On 26 November 2013, the Grand Chamber of the European Court of Human Rights (ECtHR) delivered its judgment in the case of X v. Latvia (application no. 27853/09).
The case concerned the procedure for the return of a child to Australia, her country of origin, which she had left with her mother at the age of three years and five months, in application of the Hague Convention on the Civil Aspects of International Child Abduction, and the mother’s complaint that the Latvian courts’ decision ordering that return had breached her right to respect for her family life within the meaning of Article 8 of the European Convention on Human Rights (ECHR).
The Court considered that the ECHR and the Hague Convention on the Civil Aspects of International Child Abduction of 25 October 1980 had to be applied in a combined and harmonious manner, and that the best interests of the child had to be the primary consideration. In the present case, it considered that the Latvian courts had not complied with the procedural requirements of Article 8, in that they had refused to take into consideration an arguable allegation of a “serious risk” to the child in the event of her return to Australia.

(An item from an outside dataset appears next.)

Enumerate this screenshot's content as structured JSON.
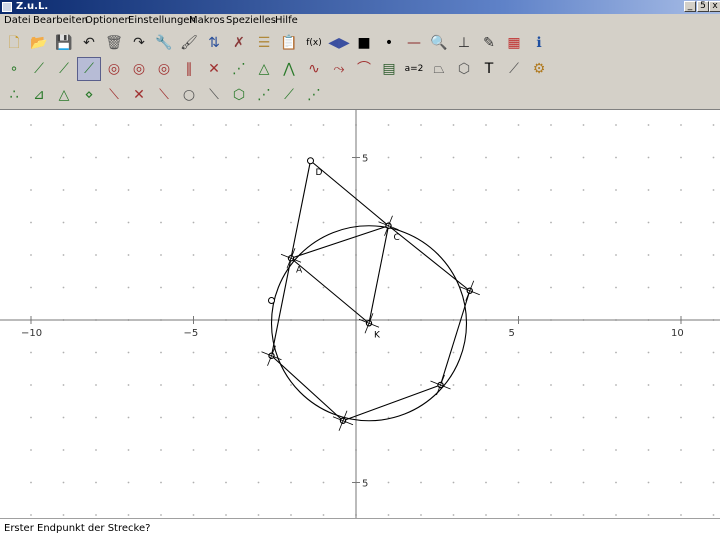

It may be worth noting that since the case concerned the relationship between Australia (as requesting State) and Latvia (as requested State), the special regime applying between member States of the EU bound by the Brussels IIbis Regulation was inapplicable. This explains that the obligations that Article 8 of the ECHR implies for the requesting State applied in this case, contrary to what was the case in Povse v Austria, where the incidence of the Brussels IIbis Regulation was at stake.
H/T: Patrick Kinsch